Work to complete:
If a line of the records holds the word "name", copy it out.
[Opening Data to examine section]
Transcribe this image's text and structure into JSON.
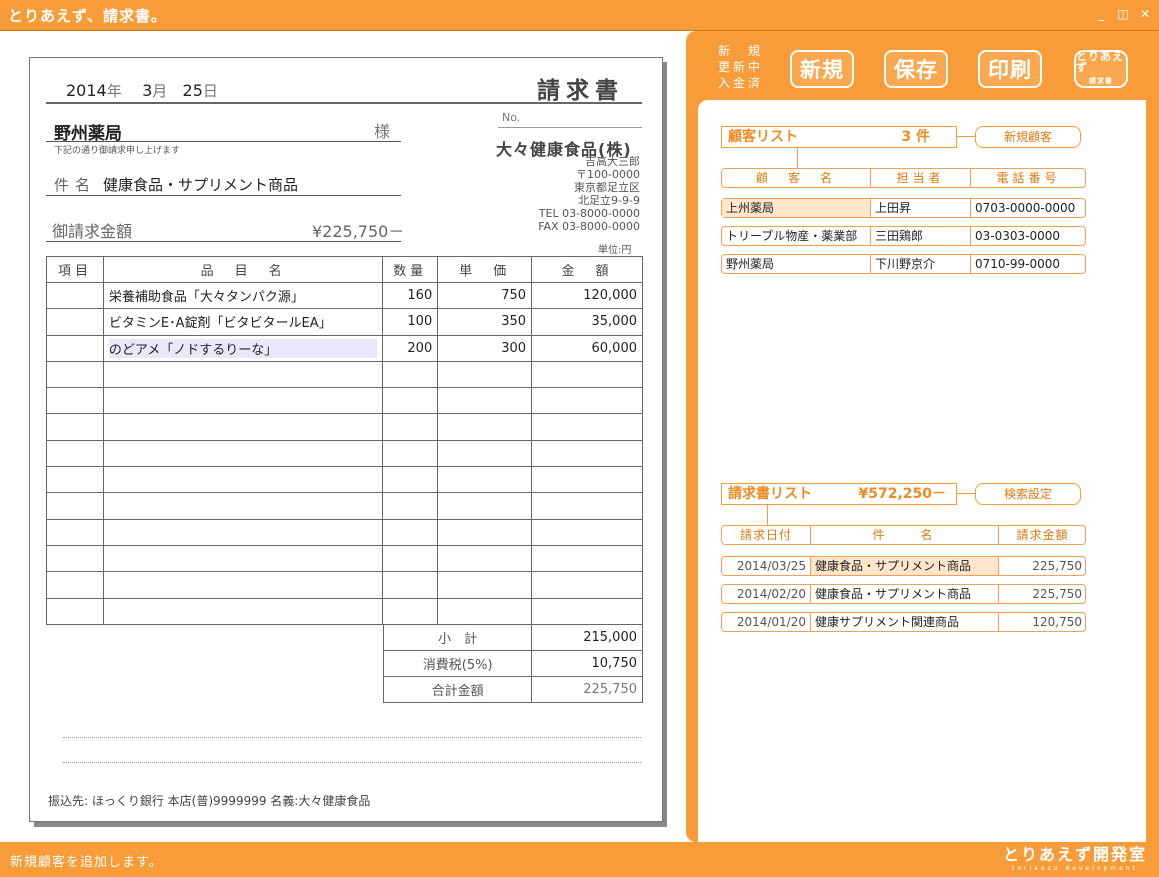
{
  "window": {
    "title": "とりあえず、請求書。",
    "minimize": "_",
    "restore": "◫",
    "close": "✕"
  },
  "toolbar": {
    "modes": [
      "新　規",
      "更新中",
      "入金済"
    ],
    "new_label": "新規",
    "save_label": "保存",
    "print_label": "印刷",
    "logo_label_top": "とりあえず",
    "logo_label_bottom": "請求書"
  },
  "invoice": {
    "year": "2014",
    "year_unit": "年",
    "month": "3",
    "month_unit": "月",
    "day": "25",
    "day_unit": "日",
    "doc_title": "請求書",
    "customer": "野州薬局",
    "honorific": "様",
    "subtitle": "下記の通り御請求申し上げます",
    "subject_label": "件名",
    "subject": "健康食品・サプリメント商品",
    "amount_label": "御請求金額",
    "amount": "¥225,750－",
    "no_label": "No.",
    "company": "大々健康食品(株)",
    "address_lines": [
      "吉高大三郎",
      "〒100-0000",
      "東京都足立区",
      "北足立9-9-9",
      "TEL 03-8000-0000",
      "FAX 03-8000-0000"
    ],
    "unit_note": "単位:円",
    "columns": [
      "項目",
      "品　目　名",
      "数量",
      "単　価",
      "金　額"
    ],
    "rows": [
      {
        "item": "",
        "name": "栄養補助食品「大々タンパク源」",
        "qty": "160",
        "price": "750",
        "amount": "120,000"
      },
      {
        "item": "",
        "name": "ビタミンE･A錠剤「ビタビタールEA」",
        "qty": "100",
        "price": "350",
        "amount": "35,000"
      },
      {
        "item": "",
        "name": "のどアメ「ノドするりーな」",
        "qty": "200",
        "price": "300",
        "amount": "60,000"
      }
    ],
    "empty_rows": 10,
    "subtotal_label": "小　計",
    "subtotal": "215,000",
    "tax_label": "消費税(5%)",
    "tax": "10,750",
    "total_label": "合計金額",
    "total": "225,750",
    "bank": "振込先: ほっくり銀行 本店(普)9999999 名義:大々健康食品"
  },
  "customer_list": {
    "title": "顧客リスト",
    "count": "3 件",
    "new_button": "新規顧客",
    "columns": [
      "顧　客　名",
      "担当者",
      "電話番号"
    ],
    "rows": [
      {
        "name": "上州薬局",
        "contact": "上田昇",
        "phone": "0703-0000-0000"
      },
      {
        "name": "トリーブル物産・薬業部",
        "contact": "三田鶏郎",
        "phone": "03-0303-0000"
      },
      {
        "name": "野州薬局",
        "contact": "下川野京介",
        "phone": "0710-99-0000"
      }
    ]
  },
  "invoice_list": {
    "title": "請求書リスト",
    "total": "¥572,250－",
    "search_button": "検索設定",
    "columns": [
      "請求日付",
      "件　　名",
      "請求金額"
    ],
    "rows": [
      {
        "date": "2014/03/25",
        "subject": "健康食品・サプリメント商品",
        "amount": "225,750"
      },
      {
        "date": "2014/02/20",
        "subject": "健康食品・サプリメント商品",
        "amount": "225,750"
      },
      {
        "date": "2014/01/20",
        "subject": "健康サプリメント関連商品",
        "amount": "120,750"
      }
    ]
  },
  "status": {
    "message": "新規顧客を追加します。",
    "brand": "とりあえず開発室",
    "brand_sub": "toriaezu development"
  }
}
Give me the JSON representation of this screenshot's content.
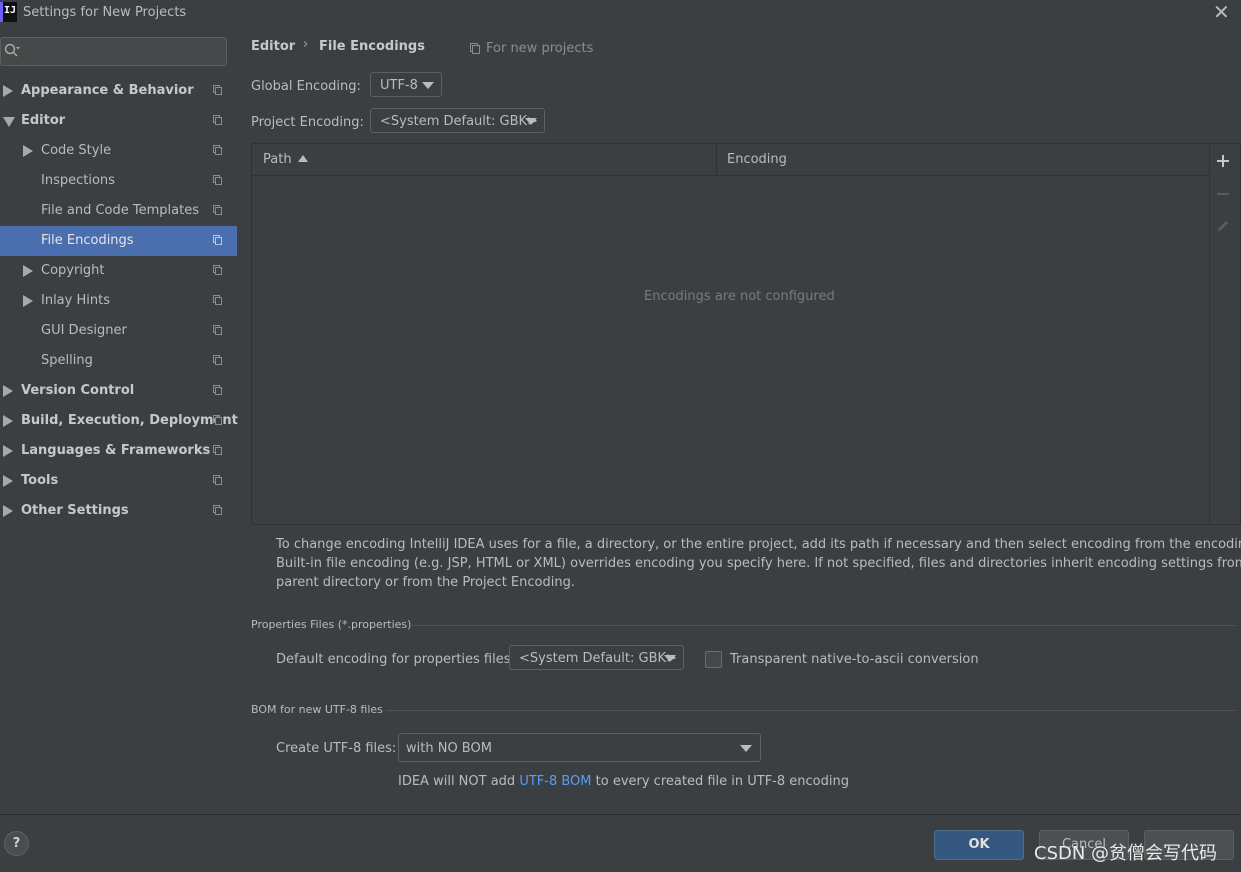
{
  "window": {
    "title": "Settings for New Projects",
    "app_icon_letters": "IJ"
  },
  "search": {
    "placeholder": ""
  },
  "sidebar": {
    "items": [
      {
        "label": "Appearance & Behavior"
      },
      {
        "label": "Editor"
      },
      {
        "label": "Code Style"
      },
      {
        "label": "Inspections"
      },
      {
        "label": "File and Code Templates"
      },
      {
        "label": "File Encodings",
        "selected": true
      },
      {
        "label": "Copyright"
      },
      {
        "label": "Inlay Hints"
      },
      {
        "label": "GUI Designer"
      },
      {
        "label": "Spelling"
      },
      {
        "label": "Version Control"
      },
      {
        "label": "Build, Execution, Deployment"
      },
      {
        "label": "Languages & Frameworks"
      },
      {
        "label": "Tools"
      },
      {
        "label": "Other Settings"
      }
    ]
  },
  "breadcrumb": {
    "parent": "Editor",
    "separator": "›",
    "current": "File Encodings",
    "scope": "For new projects"
  },
  "global_encoding": {
    "label": "Global Encoding:",
    "value": "UTF-8"
  },
  "project_encoding": {
    "label": "Project Encoding:",
    "value": "<System Default: GBK>"
  },
  "table": {
    "columns": [
      "Path",
      "Encoding"
    ],
    "empty_text": "Encodings are not configured",
    "tools": {
      "add": "+",
      "remove": "−",
      "edit": "edit"
    }
  },
  "info_text": {
    "line1": "To change encoding IntelliJ IDEA uses for a file, a directory, or the entire project, add its path if necessary and then select encoding from the encoding list.",
    "line2": "Built-in file encoding (e.g. JSP, HTML or XML) overrides encoding you specify here. If not specified, files and directories inherit encoding settings from the",
    "line3": "parent directory or from the Project Encoding."
  },
  "properties": {
    "section_title": "Properties Files (*.properties)",
    "default_label": "Default encoding for properties files:",
    "default_value": "<System Default: GBK>",
    "native_label": "Transparent native-to-ascii conversion",
    "native_checked": false
  },
  "bom": {
    "section_title": "BOM for new UTF-8 files",
    "create_label": "Create UTF-8 files:",
    "create_value": "with NO BOM",
    "note_before": "IDEA will NOT add ",
    "note_link": "UTF-8 BOM",
    "note_after": " to every created file in UTF-8 encoding"
  },
  "footer": {
    "help": "?",
    "ok": "OK",
    "cancel": "Cancel",
    "apply": "",
    "watermark": "CSDN @贫僧会写代码"
  },
  "colors": {
    "accent": "#4b6eaf",
    "link": "#589df6",
    "ok_button": "#365880"
  }
}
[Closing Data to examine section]
Result of this task:
        "name": "栄養補助食品「大々タンパク源」",
        "name": "ビタミンE･A錠剤「ビタビタールEA」",
        "name": "のどアメ「ノドするりーな」",
        "name": "上州薬局",
        "name": "トリーブル物産・薬業部",
        "name": "野州薬局",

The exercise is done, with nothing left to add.